Under U.S. immigration law, a person granted asylum is legally allowed to remain in the country without fear of deportation. They qualify to work, travel abroad and apply for their spouse or children under the age of 21 to join them. Are asylum seekers refugees?Is Refugees International an NGO? ›
|Founded||1979 by Sue Morton in Washington, D.C.|
|Location||Washington, D.C., and New York City|
Founded in 2008 as the Iraqi Refugee Assistance Project, the International Refugee Assistance Project serves displaced persons all around the world in an effort to help mitigate a truly global crisis.How many refugees are in Ukraine? ›
Around 7.0 million refugees fleeing Ukraine have been recorded across Europe, while an estimated 8 million people had been displaced within the country by 3 May. Approximately one-quarter of the country's total population had left their homes in Ukraine by 20 March.Is Refugees International a 501c3? ›
International Peace, Security, and Affairs | EIN: 52-1224516 | Washington DC. Refugees International is a 501(c)(3) organization, with an IRS ruling year of 1981, and donations are tax-deductible. Is this your nonprofit?How can we help refugees? ›
- Donate online. ...
- Donate goods. ...
- Speak out. ...
- Spread the word. ...
- Volunteer. ...
- Fundraise. ...
- Share refugee stories. ...
- Welcome a refugee.
How many refugees are there around the world? At least 89.3 million people around the world have been forced to flee their homes. Among them are nearly 27.1 million refugees, around half of whom are under the age of 18.How do I contact Irap? ›
Call us toll-free at 1-877-994-4727 to learn more about NRC IRAP.Who takes most Ukrainian refugees? ›
Russia: (estimated) 1,412,425 Ukrainian refugees recorded. Poland: 1,194,642. Moldova: 82,700. Romania: 83,321.Can I offer a home to Ukrainian refugees? ›
If you want to offer a home to people fleeing Ukraine, you can become a sponsor as part of the Homes for Ukraine scheme. Use this service to record your interest in becoming a sponsor.
- Donate to the Ukrainian Red Cross.
- Donate to World Central Kitchen.

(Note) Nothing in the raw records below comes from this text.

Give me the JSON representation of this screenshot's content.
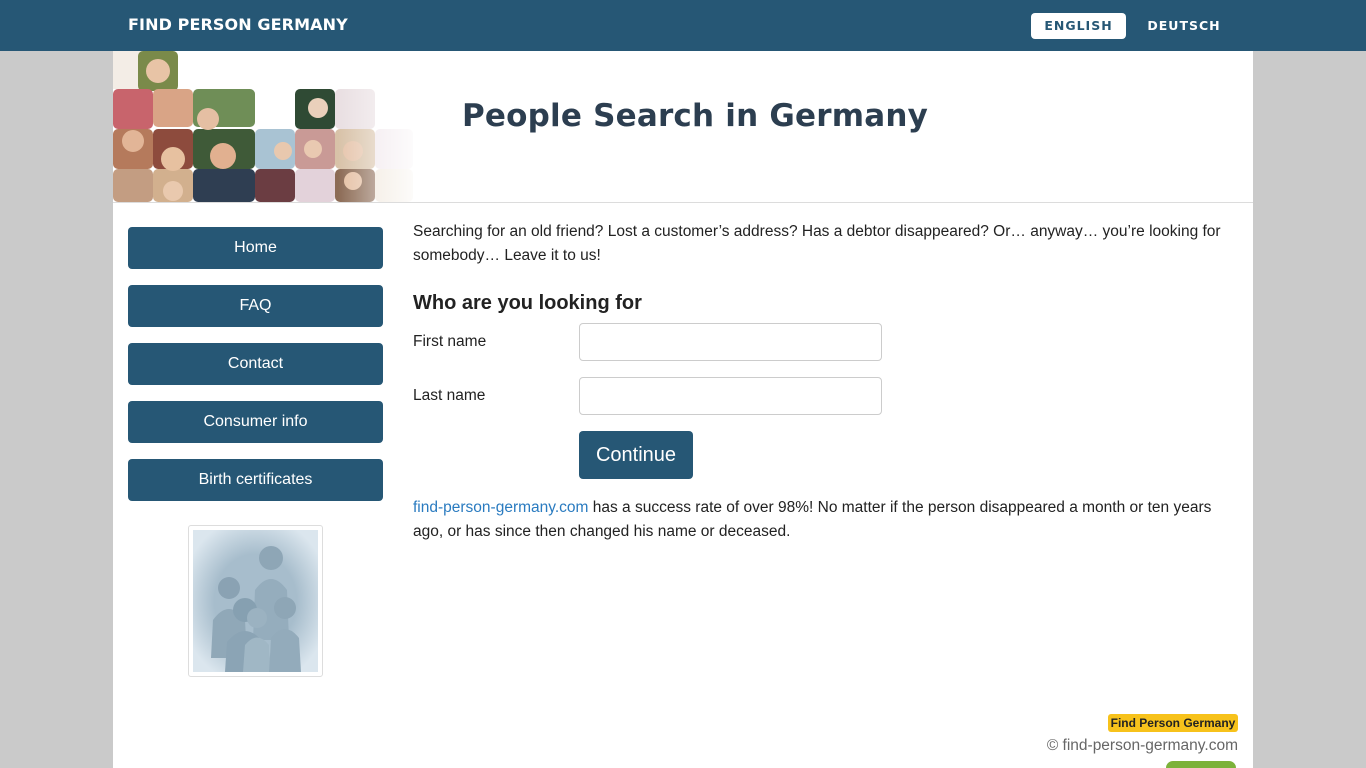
{
  "topbar": {
    "brand": "FIND PERSON GERMANY",
    "lang_english": "ENGLISH",
    "lang_deutsch": "DEUTSCH"
  },
  "header": {
    "title": "People Search in Germany"
  },
  "nav": {
    "items": [
      "Home",
      "FAQ",
      "Contact",
      "Consumer info",
      "Birth certificates"
    ]
  },
  "main": {
    "intro": "Searching for an old friend? Lost a customer’s address? Has a debtor disappeared? Or… anyway… you’re looking for somebody… Leave it to us!",
    "form_heading": "Who are you looking for",
    "first_name_label": "First name",
    "first_name_value": "",
    "last_name_label": "Last name",
    "last_name_value": "",
    "continue_label": "Continue",
    "site_link": "find-person-germany.com",
    "success_text": " has a success rate of over 98%! No matter if the person disappeared a month or ten years ago, or has since then changed his name or deceased."
  },
  "footer": {
    "badge": "Find Person Germany",
    "copyright": "© find-person-germany.com"
  },
  "colors": {
    "brand_blue": "#265775",
    "link_blue": "#2a7bc0",
    "badge_yellow": "#f7c21b"
  }
}
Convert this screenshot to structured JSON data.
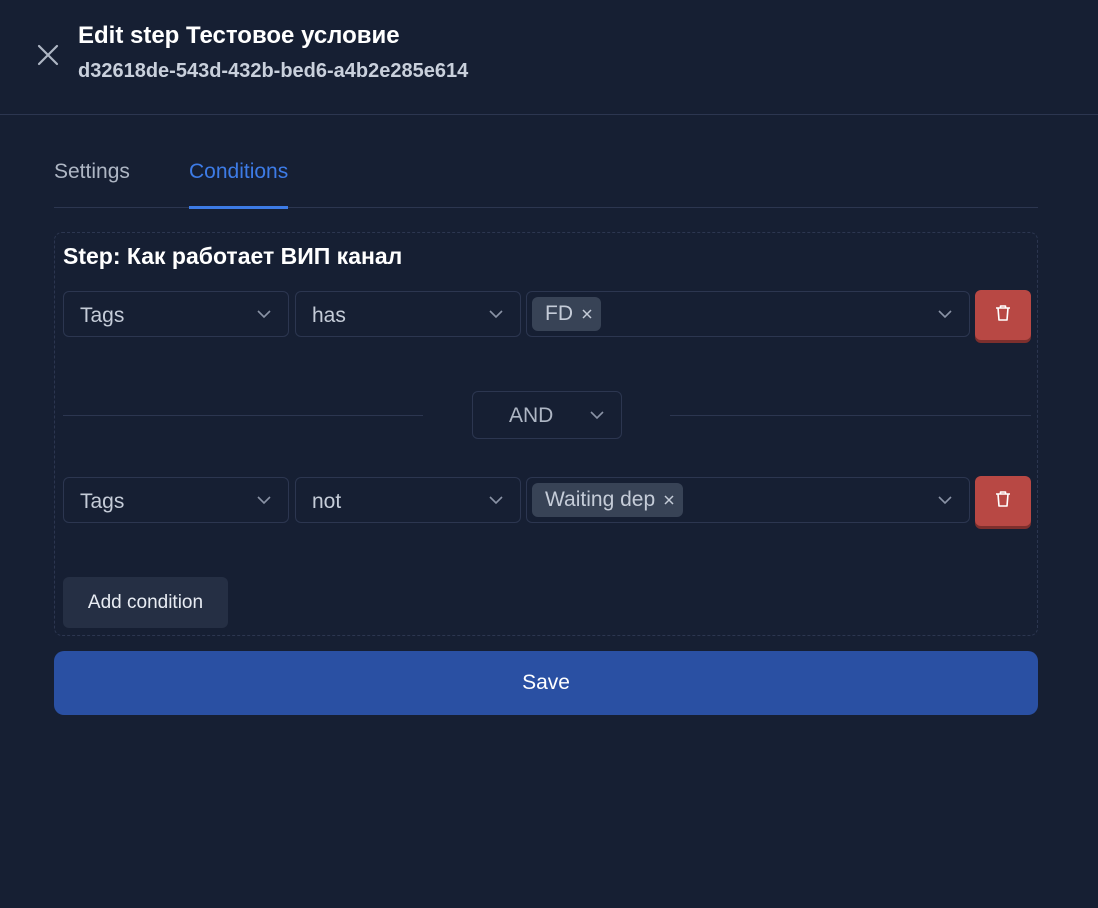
{
  "header": {
    "title": "Edit step Тестовое условие",
    "subtitle": "d32618de-543d-432b-bed6-a4b2e285e614",
    "close_icon": "close-icon"
  },
  "tabs": [
    {
      "label": "Settings",
      "active": false
    },
    {
      "label": "Conditions",
      "active": true
    }
  ],
  "step": {
    "title": "Step: Как работает ВИП канал"
  },
  "conditions": [
    {
      "field": "Tags",
      "operator": "has",
      "values": [
        "FD"
      ]
    },
    {
      "field": "Tags",
      "operator": "not",
      "values": [
        "Waiting dep"
      ]
    }
  ],
  "joiner": {
    "value": "AND"
  },
  "buttons": {
    "add_condition": "Add condition",
    "save": "Save"
  },
  "colors": {
    "background": "#161f33",
    "accent": "#3d7be6",
    "save_button": "#2a50a3",
    "delete_button": "#b84844"
  }
}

- Donate directly to GlobalGiving's Ukraine Crisis Relief Fund.
- Donate directly to Vostok SOS via bank transfer.
- Credit card payments are also accepted through Libereco, a Vostok SOS partner.
Charity Navigator has given Refugees International a four star rating, its highest rating for a charity. Good Housekeeping magazine named Refugees International one of the top 50 charities to donate to in 2020.
This charity's score is 79.33, earning it a 2-Star rating. Charity Navigator believes donors can "Give with Confidence" to charities with 3- and 4-Star ratings. This score is calculated from two sub-scores: Finance: 70.77 View details.How do I stop UNHCR donations? ›
Please contact our donor services team at 1-855-808-6427 or emailing email@example.com and we would be happy to update your preferences, cancel your monthly donations or make any changes that you need!